DESCRIPTION OF THE TASK
Could you copy each line of the listing that holds "amount"?

AVAILABLE DATA
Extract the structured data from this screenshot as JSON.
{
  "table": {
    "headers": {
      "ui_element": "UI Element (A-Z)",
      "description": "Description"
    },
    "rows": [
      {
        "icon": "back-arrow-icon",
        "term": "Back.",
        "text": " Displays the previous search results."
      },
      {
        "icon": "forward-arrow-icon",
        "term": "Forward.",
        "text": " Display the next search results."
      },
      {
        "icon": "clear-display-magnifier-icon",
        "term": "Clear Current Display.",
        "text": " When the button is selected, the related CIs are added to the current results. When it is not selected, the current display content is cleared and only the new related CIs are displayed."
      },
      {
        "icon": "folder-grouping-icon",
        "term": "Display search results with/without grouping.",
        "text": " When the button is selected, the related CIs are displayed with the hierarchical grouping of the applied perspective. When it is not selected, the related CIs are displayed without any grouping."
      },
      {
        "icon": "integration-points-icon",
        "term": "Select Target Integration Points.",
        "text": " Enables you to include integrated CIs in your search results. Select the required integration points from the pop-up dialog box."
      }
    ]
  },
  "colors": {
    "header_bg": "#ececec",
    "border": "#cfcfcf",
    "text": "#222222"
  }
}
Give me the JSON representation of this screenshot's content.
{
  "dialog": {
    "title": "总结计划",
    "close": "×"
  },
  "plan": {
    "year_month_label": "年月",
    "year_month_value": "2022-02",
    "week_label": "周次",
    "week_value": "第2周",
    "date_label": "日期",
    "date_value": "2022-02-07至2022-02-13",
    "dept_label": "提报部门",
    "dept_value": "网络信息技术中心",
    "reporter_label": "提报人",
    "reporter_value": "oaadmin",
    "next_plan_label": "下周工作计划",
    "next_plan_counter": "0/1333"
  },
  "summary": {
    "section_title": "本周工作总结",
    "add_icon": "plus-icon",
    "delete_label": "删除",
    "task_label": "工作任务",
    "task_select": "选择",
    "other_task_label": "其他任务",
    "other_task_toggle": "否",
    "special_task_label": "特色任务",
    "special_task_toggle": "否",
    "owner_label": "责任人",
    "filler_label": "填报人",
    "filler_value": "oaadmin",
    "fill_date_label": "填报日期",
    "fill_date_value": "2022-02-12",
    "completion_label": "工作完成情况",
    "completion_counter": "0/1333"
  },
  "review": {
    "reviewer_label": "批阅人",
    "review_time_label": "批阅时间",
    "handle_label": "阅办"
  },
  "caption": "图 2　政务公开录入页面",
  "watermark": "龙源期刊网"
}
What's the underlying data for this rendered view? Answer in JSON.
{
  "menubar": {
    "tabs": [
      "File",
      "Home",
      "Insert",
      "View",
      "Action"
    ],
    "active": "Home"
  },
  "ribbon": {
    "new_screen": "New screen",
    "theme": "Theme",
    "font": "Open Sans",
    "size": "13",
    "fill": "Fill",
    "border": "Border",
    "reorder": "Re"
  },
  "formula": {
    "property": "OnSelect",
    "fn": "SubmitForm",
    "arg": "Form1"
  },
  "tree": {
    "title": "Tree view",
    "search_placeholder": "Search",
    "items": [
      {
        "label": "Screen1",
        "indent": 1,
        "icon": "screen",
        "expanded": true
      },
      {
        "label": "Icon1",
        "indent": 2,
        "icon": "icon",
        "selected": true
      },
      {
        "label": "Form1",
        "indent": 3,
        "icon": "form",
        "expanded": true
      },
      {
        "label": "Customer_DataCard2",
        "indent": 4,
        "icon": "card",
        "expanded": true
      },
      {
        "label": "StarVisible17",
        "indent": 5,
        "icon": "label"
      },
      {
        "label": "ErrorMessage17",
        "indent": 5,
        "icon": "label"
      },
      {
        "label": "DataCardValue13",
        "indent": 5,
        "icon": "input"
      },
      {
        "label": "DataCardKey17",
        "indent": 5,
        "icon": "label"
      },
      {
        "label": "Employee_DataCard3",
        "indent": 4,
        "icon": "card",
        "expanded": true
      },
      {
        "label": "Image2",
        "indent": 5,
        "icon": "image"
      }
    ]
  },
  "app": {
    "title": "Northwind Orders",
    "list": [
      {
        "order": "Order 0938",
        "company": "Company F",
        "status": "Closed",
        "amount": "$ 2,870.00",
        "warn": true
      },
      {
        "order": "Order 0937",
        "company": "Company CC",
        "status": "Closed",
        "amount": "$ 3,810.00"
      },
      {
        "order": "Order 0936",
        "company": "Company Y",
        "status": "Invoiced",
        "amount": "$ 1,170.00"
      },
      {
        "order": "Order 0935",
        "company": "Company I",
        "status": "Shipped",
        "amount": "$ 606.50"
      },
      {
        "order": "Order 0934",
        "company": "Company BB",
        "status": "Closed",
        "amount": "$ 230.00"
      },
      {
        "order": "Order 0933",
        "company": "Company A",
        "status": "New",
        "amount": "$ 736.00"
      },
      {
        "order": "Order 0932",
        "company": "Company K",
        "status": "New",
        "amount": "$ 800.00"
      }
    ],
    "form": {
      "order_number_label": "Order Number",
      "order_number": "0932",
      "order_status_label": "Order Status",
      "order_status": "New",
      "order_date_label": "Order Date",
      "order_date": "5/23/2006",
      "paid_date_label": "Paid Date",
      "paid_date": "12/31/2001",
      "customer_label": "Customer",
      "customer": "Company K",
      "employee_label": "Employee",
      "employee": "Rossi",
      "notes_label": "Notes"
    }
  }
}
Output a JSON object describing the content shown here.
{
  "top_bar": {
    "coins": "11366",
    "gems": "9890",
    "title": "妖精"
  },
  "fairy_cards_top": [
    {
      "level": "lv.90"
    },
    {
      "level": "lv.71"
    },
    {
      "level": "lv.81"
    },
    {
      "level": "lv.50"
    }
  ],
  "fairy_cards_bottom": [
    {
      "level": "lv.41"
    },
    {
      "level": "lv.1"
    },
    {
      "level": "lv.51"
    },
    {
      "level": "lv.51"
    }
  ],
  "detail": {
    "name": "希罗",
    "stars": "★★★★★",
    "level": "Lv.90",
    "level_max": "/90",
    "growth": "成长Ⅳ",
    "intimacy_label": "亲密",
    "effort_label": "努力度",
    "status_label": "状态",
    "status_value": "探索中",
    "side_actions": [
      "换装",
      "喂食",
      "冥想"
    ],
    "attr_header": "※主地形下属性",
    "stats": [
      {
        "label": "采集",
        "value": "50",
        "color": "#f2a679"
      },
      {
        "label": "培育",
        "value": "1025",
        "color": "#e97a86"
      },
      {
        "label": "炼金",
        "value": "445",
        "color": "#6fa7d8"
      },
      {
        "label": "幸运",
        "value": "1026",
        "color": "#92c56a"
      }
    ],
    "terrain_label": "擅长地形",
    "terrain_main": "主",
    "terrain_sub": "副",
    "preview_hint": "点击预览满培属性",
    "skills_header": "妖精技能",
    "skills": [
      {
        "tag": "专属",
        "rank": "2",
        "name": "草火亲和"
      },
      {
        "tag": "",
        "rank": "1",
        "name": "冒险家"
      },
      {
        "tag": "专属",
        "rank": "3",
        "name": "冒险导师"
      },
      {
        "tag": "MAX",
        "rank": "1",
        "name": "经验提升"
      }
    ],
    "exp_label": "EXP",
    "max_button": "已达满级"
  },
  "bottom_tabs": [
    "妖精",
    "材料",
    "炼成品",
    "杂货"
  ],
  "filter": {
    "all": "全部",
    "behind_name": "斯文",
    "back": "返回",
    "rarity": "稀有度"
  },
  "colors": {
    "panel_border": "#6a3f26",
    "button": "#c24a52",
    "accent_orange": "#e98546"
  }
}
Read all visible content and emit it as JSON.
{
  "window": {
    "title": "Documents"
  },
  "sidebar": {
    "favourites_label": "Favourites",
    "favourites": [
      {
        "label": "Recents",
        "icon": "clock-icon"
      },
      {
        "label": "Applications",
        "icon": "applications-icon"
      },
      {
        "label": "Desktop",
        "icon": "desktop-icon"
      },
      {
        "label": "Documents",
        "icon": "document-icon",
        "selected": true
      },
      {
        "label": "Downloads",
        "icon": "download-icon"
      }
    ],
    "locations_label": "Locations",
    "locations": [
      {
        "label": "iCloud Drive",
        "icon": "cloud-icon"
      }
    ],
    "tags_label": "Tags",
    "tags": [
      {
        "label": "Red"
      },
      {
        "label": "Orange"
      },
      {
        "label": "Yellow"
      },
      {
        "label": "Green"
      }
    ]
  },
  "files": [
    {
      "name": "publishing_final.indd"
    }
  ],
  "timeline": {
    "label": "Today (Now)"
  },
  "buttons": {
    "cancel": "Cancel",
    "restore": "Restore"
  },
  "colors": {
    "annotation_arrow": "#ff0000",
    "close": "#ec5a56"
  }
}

OUTPUT
        "amount": "$ 2,870.00",
        "amount": "$ 3,810.00"
        "amount": "$ 1,170.00"
        "amount": "$ 606.50"
        "amount": "$ 230.00"
        "amount": "$ 736.00"
        "amount": "$ 800.00"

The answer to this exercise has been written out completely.